Find the word "АРВАН" in the records below. List each line containing it.
======== DATA SUPPLIED
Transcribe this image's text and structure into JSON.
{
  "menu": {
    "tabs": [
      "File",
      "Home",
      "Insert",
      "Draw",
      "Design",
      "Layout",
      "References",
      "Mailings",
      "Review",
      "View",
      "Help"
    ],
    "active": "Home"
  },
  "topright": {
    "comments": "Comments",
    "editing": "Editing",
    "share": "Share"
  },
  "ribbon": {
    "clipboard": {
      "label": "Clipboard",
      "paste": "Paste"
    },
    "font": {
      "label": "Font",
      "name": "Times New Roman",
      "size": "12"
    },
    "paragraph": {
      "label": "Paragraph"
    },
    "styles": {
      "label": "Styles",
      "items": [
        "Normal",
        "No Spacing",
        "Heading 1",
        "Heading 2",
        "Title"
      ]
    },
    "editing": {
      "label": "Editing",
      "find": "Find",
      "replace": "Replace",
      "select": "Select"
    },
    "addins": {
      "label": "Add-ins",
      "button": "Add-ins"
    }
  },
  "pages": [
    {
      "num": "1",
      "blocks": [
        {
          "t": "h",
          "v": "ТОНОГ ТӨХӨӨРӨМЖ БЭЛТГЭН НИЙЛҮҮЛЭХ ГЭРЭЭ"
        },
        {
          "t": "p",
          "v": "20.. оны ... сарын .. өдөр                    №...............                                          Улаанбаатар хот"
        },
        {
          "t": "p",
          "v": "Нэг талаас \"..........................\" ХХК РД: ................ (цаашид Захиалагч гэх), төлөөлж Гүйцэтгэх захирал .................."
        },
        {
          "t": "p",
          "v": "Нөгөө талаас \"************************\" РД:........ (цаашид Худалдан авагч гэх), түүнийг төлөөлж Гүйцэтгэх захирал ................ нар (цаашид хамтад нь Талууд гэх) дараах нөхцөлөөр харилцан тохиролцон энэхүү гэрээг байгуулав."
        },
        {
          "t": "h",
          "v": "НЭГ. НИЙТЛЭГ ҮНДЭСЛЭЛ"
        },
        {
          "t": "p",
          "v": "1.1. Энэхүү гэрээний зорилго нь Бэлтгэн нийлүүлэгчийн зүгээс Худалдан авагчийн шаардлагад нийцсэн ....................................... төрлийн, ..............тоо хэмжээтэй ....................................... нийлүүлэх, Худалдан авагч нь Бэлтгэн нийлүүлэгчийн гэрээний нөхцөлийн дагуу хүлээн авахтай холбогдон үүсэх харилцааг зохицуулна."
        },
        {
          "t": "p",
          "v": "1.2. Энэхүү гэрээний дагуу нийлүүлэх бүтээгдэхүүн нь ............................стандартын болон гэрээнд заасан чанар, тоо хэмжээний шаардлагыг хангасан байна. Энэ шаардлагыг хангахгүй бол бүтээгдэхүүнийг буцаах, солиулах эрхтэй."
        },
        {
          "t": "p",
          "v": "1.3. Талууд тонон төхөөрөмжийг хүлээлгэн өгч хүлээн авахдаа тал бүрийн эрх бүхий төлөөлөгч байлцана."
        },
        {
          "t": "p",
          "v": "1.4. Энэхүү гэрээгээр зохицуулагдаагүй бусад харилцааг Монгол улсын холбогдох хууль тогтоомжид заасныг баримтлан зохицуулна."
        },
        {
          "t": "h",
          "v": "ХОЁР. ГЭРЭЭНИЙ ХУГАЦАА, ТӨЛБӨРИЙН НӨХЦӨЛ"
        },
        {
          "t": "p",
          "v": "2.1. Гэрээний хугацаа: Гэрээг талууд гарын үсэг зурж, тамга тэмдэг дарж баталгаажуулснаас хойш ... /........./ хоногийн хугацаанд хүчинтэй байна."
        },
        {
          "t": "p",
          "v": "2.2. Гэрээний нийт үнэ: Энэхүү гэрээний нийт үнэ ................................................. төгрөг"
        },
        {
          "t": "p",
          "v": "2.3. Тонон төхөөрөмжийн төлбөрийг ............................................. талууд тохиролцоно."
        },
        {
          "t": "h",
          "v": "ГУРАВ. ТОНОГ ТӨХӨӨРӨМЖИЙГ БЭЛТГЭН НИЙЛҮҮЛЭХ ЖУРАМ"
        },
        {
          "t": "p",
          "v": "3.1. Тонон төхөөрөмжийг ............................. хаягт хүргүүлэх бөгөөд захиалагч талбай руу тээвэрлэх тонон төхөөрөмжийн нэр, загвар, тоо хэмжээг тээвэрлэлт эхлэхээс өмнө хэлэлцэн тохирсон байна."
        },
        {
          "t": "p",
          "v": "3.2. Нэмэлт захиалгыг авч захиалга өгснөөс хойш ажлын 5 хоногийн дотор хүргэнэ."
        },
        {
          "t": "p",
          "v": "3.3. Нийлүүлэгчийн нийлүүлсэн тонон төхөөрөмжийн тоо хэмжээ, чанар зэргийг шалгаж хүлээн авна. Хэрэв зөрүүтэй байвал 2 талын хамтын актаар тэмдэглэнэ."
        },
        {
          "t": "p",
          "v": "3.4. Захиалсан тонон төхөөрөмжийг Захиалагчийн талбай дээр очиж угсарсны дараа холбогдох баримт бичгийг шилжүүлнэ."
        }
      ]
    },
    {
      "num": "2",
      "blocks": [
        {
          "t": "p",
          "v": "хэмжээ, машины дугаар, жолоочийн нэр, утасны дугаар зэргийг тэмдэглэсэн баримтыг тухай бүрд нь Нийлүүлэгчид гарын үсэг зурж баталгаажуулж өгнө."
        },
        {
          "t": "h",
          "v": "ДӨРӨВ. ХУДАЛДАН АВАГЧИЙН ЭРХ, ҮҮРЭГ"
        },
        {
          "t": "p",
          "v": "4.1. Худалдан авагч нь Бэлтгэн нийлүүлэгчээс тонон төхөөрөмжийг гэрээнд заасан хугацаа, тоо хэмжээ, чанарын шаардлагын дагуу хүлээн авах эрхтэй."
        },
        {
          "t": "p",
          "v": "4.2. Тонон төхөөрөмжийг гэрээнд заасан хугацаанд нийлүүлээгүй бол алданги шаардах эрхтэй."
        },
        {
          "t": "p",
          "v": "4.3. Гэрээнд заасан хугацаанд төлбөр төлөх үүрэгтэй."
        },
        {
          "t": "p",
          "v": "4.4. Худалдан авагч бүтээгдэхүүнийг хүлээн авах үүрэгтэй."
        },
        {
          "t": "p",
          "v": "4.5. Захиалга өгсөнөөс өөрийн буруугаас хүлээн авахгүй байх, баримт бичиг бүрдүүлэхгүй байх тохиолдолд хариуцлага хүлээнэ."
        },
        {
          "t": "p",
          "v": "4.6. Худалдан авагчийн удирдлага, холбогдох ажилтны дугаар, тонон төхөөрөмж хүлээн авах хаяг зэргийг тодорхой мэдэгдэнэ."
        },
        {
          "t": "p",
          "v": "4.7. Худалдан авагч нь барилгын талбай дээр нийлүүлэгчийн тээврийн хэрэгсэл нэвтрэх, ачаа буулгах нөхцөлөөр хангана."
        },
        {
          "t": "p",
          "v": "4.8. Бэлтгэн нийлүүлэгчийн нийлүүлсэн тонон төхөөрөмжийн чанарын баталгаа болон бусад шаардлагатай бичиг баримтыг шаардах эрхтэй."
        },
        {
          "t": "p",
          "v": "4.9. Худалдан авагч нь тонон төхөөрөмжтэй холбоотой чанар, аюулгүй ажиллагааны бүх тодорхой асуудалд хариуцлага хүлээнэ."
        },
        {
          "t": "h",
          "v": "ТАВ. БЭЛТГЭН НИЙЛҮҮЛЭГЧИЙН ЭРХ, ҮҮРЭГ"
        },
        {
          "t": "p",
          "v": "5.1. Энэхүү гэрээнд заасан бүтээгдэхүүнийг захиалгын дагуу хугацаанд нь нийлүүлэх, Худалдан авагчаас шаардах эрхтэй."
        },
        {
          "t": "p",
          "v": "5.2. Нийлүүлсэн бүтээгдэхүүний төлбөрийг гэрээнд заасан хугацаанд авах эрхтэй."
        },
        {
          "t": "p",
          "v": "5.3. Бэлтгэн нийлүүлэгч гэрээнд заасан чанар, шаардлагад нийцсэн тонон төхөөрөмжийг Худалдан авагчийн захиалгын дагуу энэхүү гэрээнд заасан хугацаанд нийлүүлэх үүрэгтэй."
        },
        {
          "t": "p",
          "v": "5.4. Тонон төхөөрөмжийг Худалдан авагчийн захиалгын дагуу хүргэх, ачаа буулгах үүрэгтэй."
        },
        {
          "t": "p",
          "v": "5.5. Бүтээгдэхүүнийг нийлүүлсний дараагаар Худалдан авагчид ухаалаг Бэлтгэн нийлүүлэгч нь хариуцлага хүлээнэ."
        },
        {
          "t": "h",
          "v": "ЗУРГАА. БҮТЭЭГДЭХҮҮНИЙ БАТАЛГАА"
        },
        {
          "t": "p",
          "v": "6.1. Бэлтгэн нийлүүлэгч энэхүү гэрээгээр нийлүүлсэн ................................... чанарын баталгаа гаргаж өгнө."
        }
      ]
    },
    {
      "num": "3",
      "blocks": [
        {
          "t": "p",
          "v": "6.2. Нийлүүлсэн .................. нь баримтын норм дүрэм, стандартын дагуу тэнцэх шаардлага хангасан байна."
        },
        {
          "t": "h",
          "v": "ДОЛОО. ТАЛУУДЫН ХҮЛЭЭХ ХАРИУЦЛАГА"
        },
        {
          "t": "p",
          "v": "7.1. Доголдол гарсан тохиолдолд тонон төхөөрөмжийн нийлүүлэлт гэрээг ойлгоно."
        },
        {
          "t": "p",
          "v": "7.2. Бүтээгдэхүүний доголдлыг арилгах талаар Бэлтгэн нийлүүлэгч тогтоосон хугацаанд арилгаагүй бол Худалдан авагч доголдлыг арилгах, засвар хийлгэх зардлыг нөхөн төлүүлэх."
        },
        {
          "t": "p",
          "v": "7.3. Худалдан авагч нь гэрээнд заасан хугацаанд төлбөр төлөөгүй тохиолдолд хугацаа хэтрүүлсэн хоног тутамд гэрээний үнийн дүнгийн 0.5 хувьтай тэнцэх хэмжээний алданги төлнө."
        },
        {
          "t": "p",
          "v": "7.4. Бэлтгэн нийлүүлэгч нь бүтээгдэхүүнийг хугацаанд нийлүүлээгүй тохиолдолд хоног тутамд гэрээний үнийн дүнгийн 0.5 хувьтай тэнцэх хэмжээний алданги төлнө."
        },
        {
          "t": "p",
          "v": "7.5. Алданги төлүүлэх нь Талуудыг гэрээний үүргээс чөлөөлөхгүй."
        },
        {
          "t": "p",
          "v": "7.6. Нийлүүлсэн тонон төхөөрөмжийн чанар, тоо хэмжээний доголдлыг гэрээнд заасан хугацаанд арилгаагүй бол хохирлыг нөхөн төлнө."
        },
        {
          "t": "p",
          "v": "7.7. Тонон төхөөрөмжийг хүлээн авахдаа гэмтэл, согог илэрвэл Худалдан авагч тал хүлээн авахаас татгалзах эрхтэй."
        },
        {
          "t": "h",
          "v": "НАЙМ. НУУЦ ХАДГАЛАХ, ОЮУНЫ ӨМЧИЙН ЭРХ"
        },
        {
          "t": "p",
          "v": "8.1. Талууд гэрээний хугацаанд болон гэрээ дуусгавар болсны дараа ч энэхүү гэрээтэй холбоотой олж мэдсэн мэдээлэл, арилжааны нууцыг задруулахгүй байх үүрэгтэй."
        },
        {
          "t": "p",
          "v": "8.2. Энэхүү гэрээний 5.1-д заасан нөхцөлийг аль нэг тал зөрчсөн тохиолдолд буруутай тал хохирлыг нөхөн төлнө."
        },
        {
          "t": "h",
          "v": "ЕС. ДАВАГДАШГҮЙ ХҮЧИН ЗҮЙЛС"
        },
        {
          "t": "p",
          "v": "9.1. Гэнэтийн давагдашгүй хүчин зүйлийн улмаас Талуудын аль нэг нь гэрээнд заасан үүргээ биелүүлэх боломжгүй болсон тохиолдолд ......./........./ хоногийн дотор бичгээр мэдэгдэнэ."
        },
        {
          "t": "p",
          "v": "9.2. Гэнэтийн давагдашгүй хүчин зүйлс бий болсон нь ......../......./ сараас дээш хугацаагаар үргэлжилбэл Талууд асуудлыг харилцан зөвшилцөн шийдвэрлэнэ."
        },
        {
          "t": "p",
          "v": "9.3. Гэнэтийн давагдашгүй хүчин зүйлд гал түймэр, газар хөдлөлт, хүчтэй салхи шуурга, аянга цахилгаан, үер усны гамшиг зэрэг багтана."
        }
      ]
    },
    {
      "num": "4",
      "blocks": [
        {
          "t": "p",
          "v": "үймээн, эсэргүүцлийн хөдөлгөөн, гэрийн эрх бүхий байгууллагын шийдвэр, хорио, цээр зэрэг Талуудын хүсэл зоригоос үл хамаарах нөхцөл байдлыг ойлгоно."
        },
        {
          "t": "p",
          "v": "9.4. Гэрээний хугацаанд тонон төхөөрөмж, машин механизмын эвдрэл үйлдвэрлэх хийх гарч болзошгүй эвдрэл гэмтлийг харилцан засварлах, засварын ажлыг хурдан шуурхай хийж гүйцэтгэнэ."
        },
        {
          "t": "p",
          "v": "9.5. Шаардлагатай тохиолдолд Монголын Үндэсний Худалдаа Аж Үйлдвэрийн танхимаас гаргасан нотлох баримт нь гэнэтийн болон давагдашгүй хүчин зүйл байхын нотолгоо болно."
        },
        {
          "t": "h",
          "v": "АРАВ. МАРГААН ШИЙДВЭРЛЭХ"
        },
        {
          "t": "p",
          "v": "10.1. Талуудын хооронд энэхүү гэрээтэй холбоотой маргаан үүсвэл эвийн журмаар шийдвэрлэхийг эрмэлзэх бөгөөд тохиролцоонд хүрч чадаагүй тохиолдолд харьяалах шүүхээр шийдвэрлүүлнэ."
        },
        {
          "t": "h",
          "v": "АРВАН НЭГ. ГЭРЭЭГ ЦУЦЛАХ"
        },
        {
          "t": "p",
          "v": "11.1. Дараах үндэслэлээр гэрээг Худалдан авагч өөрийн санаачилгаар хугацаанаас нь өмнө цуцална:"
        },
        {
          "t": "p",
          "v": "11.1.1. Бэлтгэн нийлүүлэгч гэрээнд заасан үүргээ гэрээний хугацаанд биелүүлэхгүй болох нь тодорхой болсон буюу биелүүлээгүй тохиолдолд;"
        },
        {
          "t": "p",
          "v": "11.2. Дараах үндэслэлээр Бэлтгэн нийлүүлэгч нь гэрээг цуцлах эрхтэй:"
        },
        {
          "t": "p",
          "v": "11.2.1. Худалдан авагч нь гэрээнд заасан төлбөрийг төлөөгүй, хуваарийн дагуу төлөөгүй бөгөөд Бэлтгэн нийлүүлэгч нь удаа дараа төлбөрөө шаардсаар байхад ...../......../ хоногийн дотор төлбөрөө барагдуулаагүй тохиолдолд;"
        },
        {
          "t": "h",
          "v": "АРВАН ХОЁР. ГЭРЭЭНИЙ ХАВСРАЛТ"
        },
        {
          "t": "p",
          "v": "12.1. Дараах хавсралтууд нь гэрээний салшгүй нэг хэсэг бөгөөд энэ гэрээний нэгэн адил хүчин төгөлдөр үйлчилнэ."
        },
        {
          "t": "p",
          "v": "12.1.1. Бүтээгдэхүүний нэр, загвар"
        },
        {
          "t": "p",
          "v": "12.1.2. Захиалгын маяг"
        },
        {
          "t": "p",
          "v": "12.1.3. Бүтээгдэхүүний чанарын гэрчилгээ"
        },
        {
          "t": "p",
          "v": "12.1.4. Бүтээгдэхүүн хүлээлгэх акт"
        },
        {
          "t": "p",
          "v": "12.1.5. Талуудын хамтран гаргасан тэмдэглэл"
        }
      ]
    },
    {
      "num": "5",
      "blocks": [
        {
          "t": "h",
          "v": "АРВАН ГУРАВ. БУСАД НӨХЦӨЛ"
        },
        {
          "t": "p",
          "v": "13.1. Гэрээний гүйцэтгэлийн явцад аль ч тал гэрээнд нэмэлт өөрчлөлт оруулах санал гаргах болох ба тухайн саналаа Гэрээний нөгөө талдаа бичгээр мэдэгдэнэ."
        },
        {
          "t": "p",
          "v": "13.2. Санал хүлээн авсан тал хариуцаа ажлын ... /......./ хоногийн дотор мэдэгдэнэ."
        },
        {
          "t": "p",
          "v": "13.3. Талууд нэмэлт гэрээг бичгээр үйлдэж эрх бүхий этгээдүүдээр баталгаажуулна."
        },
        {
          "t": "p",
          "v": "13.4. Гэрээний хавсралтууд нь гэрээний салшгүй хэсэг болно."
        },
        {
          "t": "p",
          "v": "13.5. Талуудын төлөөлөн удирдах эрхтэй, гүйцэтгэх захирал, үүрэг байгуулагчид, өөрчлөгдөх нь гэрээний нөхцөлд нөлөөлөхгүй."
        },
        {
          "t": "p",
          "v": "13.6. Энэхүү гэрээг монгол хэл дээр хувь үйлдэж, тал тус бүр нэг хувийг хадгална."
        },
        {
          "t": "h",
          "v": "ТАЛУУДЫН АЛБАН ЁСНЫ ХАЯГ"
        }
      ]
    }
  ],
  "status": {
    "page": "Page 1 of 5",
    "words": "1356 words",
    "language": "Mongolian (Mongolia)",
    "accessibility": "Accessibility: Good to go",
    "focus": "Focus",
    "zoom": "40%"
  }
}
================
→ **TASK RESPONSE**:
          "v": "АРВАН НЭГ. ГЭРЭЭГ ЦУЦЛАХ"
          "v": "АРВАН ХОЁР. ГЭРЭЭНИЙ ХАВСРАЛТ"
          "v": "АРВАН ГУРАВ. БУСАД НӨХЦӨЛ"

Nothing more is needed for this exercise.